“I…I don’t have a receipt,” said Amy.
“Oh? And where is your father to show this proof? Did he send his child out to do his dirty work for him again?”
“He’s dead!” wailed Amy.
The news jolted Annette. She had not learned of her father’s passing until that moment. The look of intense grief on her face was not missed by the judge.
“Counselor, be very careful,” warned Judge Gyempoh.
“Apologies m’lord,” said Sylvester hastily. He turned his attention back to Amy. “I’m afraid you’ve wasted your time coming here, Ms. Fawaz. I have no further questions.”

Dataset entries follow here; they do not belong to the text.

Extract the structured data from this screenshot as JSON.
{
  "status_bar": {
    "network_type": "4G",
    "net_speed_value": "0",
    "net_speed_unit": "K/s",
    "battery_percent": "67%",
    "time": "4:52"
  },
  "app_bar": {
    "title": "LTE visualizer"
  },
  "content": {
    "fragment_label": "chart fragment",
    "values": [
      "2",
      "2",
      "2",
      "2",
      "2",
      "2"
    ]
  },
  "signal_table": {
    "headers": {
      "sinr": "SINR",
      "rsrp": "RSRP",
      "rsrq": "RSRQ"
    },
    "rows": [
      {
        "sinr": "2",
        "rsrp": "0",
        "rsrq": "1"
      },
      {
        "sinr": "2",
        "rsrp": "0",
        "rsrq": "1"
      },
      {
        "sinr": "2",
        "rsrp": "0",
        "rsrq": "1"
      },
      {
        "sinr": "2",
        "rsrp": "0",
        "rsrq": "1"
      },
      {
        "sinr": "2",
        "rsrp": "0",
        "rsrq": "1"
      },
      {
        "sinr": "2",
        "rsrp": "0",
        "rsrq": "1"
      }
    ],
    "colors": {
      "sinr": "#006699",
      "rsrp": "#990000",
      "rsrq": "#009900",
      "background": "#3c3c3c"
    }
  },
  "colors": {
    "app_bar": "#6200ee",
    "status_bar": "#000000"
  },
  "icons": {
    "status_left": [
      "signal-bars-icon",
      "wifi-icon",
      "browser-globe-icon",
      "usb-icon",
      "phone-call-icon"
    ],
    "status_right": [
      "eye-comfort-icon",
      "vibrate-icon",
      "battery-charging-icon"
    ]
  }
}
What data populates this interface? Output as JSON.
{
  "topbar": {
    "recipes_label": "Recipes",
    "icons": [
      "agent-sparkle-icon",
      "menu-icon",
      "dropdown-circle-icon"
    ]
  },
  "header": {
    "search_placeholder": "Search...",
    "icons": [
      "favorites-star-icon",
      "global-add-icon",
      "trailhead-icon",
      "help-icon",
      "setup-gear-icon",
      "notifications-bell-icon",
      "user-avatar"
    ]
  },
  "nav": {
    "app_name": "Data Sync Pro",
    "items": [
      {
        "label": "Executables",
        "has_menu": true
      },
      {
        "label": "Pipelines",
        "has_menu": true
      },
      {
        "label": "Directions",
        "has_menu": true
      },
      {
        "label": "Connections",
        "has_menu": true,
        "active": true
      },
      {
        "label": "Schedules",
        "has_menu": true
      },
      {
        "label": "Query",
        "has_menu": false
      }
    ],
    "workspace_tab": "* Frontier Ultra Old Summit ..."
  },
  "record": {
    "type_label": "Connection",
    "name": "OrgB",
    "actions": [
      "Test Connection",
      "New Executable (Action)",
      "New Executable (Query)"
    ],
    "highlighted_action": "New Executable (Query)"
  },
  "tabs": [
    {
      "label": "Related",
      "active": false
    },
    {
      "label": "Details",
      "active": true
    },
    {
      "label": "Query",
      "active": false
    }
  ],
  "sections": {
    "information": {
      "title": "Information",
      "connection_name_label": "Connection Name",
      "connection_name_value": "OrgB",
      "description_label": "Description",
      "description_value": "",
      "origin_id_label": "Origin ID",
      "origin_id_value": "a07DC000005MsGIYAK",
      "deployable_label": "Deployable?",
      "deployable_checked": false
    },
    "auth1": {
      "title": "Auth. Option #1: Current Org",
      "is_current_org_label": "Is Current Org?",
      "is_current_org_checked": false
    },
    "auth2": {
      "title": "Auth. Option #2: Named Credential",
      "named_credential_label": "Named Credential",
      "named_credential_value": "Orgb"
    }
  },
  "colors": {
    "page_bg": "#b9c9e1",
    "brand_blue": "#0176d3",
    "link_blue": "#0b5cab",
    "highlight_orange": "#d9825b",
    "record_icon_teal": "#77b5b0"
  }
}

Amy fled the witness stand and buried her face in her brother’s shoulder. Annette felt the old pangs of sisterly protection strike her in the gut. She didn’t chance to react further. The judge announced that they would adjourn for lunch.
“We will reconvene at two o’clock,” he ordered.
Lydia gathered up her files and beamed at Annette, who was bewildered by her smile.
“Why do you look so pleased? We’re sunk!”
“Oh don’t be so defeatist,” scolded Lydia. “Everything is going exceptionally well!”
“But we have no evidence,” said Annette mournfully. “Mr. Acquah was right. My father is dead and we have no one to prove this ever happened.”
“On the contrary, we do,” Lydia winked. “We have Mr. Prah.”
She gently nudged Annette in the direction of her siblings who were seated by the exit door. The looked uncomfortable, and the silence between the three was awkward. Lydia pulled the two to their feet and smiled warmly.
“I know us three got off to a shaky start in Elmina, but I’d like us to begin again,” said Lydia. “There is an excellent chop bar close to hear, with the sweetest plantain you ever had. Let me treat you all to lunch. I think you three have a lot of catching up to do.”